Sigmund and Pandora was recorded around 1992, but like 15-20 songs from that era was never released, so they all ended up on my Songs for the Sacred Age pseudo-compilation in 2008. I’ve already written a huge insider’s peek for this song and the entire album on williamsteffey.com so if you’re interested in reading more about that, please follow the link. I’ll give you a hint: it deals with an Austrian shrink and Greek mythology’s first swell dame.
Love and Armageddon was released in 2009 and featured 6 songs including a cover of Thomas Dolby’s “Weightless”. He and I exchanged several emails back in the 90’s, and on his request I even wrote a few analytic essays for his new Flat Earth Society website. I haven’t talked to him recently so I don’t know what he thought of my cover of his song… I’m kind of afraid that he’d think I ruined it! Suffice to say, he’s a huge influence with his introspective prose and downright incredible production style (see: Astronauts and Heretics). My song Lightbulbs represents Love and Armageddon here.
The album track lasts 6 minutes and 44 seconds, but the version here is a slightly longer mix which again, is a little cleaner than the album track. It’s my accordion debut, and it also features the middle-eastern chanting of TROY who lives in Tel Aviv. TROY discovered my music on E-Music, bought a few of my albums, and got in touch with me via MySpace. I played a guitar track on his album, and later on he sang on this song. This was achieved by sending mp3s of rough mixes through email, and him sending me a bare vocal track mp3 which I edited and fit into the song. Really, I can’t imagine what this song would sound like without the chant now. Another thing nice about this song is I allow myself a nice guitar solo. My attitudes about guitar solos are a subject for an entirely different blog entry. Suffice to say, it fit here and I’m glad because frankly, I like to get my guitar rocks off sometimes.

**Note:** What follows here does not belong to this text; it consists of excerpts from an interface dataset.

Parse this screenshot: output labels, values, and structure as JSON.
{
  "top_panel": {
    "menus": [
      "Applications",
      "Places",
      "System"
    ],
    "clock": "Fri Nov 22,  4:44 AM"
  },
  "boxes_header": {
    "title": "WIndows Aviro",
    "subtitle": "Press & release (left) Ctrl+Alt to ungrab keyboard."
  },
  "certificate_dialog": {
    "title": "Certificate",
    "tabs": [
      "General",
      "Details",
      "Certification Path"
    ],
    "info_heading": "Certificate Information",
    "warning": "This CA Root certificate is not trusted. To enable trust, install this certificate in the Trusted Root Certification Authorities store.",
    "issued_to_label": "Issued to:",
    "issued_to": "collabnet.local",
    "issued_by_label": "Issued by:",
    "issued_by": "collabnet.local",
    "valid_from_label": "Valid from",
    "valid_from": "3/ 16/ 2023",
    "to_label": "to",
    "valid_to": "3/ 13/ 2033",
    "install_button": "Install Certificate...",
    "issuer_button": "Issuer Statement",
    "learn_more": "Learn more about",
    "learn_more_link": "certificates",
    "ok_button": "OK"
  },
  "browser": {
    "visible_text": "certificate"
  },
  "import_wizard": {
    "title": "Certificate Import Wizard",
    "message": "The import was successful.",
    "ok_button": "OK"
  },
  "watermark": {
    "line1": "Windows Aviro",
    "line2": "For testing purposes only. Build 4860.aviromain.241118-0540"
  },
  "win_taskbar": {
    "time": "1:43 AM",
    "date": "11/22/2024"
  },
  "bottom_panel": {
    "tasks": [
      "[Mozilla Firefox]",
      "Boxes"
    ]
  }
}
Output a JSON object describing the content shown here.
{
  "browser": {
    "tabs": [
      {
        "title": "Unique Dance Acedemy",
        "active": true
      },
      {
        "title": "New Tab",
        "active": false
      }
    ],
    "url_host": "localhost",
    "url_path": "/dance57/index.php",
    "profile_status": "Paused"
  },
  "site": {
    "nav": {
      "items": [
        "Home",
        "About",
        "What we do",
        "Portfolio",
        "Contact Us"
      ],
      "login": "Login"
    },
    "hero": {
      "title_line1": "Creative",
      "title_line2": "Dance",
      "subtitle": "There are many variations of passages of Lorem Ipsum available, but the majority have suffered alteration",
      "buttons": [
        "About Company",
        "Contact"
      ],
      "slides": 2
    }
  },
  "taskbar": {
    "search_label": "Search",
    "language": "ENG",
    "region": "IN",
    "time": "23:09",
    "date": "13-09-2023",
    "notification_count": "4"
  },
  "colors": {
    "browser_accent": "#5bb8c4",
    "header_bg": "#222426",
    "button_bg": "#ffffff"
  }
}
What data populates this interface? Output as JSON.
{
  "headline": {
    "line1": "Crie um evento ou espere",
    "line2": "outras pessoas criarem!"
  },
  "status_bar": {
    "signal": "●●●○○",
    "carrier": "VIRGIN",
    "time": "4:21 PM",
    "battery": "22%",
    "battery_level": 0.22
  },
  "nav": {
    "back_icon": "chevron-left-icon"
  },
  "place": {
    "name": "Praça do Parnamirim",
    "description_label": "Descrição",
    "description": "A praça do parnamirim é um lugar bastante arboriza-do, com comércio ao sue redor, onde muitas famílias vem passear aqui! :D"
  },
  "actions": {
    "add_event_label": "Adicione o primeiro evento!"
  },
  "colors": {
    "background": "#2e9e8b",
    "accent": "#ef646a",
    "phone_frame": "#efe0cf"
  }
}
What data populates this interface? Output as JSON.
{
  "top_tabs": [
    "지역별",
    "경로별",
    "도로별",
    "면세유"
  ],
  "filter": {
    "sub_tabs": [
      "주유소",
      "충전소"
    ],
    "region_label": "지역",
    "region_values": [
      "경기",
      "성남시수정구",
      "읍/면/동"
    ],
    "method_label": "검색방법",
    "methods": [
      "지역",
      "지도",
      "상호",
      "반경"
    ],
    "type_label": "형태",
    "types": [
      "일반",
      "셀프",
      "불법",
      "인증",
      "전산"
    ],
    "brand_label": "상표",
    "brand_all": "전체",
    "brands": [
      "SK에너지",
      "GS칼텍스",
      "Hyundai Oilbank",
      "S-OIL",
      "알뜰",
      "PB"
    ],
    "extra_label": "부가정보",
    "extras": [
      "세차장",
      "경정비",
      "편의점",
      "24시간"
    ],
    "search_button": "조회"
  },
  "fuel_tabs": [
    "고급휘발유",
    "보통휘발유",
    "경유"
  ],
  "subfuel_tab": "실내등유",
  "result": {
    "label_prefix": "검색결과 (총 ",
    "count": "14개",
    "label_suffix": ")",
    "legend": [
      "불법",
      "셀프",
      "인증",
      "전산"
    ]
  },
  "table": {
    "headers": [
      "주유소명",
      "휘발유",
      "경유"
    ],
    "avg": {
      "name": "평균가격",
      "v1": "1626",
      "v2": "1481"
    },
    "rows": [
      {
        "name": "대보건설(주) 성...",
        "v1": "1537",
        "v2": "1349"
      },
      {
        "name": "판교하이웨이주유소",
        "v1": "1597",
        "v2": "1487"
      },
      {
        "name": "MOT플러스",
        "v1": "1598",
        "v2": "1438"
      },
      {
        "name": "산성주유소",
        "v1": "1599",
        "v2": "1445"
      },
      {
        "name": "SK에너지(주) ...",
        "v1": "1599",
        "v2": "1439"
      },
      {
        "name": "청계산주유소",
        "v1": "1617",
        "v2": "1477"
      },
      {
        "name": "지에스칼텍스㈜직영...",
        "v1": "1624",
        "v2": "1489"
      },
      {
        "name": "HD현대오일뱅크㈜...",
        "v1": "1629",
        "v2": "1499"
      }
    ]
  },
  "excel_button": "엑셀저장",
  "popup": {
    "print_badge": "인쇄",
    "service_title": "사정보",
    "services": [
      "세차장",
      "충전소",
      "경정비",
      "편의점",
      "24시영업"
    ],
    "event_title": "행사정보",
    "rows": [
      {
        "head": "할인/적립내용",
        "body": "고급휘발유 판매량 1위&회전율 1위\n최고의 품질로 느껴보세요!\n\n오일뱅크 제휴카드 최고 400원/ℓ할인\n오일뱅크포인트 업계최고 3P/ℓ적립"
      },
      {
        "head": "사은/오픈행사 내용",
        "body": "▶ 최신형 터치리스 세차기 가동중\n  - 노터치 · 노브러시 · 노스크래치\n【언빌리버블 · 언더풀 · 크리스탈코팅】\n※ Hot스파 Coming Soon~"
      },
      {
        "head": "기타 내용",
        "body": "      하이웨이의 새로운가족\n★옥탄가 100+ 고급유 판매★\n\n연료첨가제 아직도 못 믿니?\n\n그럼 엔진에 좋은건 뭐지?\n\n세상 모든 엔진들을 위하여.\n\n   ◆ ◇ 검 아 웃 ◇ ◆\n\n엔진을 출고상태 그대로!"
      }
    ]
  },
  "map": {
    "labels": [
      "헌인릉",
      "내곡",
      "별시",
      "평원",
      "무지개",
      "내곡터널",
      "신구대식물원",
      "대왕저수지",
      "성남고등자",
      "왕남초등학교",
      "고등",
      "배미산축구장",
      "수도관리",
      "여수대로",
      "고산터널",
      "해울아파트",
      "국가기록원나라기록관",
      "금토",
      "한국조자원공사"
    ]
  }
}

The studio version of Ashland appeared on Roadstar back in 2001, but it was the best track from the recording of my EP Live At Gabe’s, recorded in Highwood, Illinois in November of 2009. The EP was made available as a free download in 2010. Ashland is a song about “Kyrie Snow”. It’s framed as a love story between Goldilocks and Icarus. Goldilocks and her “just right” mentality instructs Icarus how to fly close to the sun without melting his wax wings (since he apparently wasn’t going to let his father Daedalus impart that knowledge unto him). Fun facts: I did have “a broken rib, swimmer’s ear, and a hell of a tan“- and Kyrie did bring to me “ice, isopropyl, and aloe“. The theme of synchronicity is also touched on a little bit. “if you hit the lights just right, Ashland will be green all night.” The line refers to a few things. Manifest content is about a N/S street in Chicago. But it also talks about acquiescing in a relationship sense- giving up the single life for the bounty of a union. “Ashland” also represents death and how if you hit the lights just right it can be outsmarted. Live At Gabe’s was mixed brilliantly by Mickey Barendt.